● What the task requires
An exact reproduction of all the entries is what the answer must contain.

(Records drawn from a dataset)
'''
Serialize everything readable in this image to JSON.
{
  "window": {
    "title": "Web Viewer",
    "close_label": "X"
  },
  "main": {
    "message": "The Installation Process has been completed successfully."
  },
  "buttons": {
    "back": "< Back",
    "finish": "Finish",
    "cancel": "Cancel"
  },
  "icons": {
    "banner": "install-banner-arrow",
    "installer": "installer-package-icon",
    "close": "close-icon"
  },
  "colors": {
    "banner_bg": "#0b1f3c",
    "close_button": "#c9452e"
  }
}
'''
● Answer to the problem
Serialize everything readable in this image to JSON.
{
  "window": {
    "title": "Web Viewer",
    "close_label": "X"
  },
  "main": {
    "message": "The Installation Process has been completed successfully."
  },
  "buttons": {
    "back": "< Back",
    "finish": "Finish",
    "cancel": "Cancel"
  },
  "icons": {
    "banner": "install-banner-arrow",
    "installer": "installer-package-icon",
    "close": "close-icon"
  },
  "colors": {
    "banner_bg": "#0b1f3c",
    "close_button": "#c9452e"
  }
}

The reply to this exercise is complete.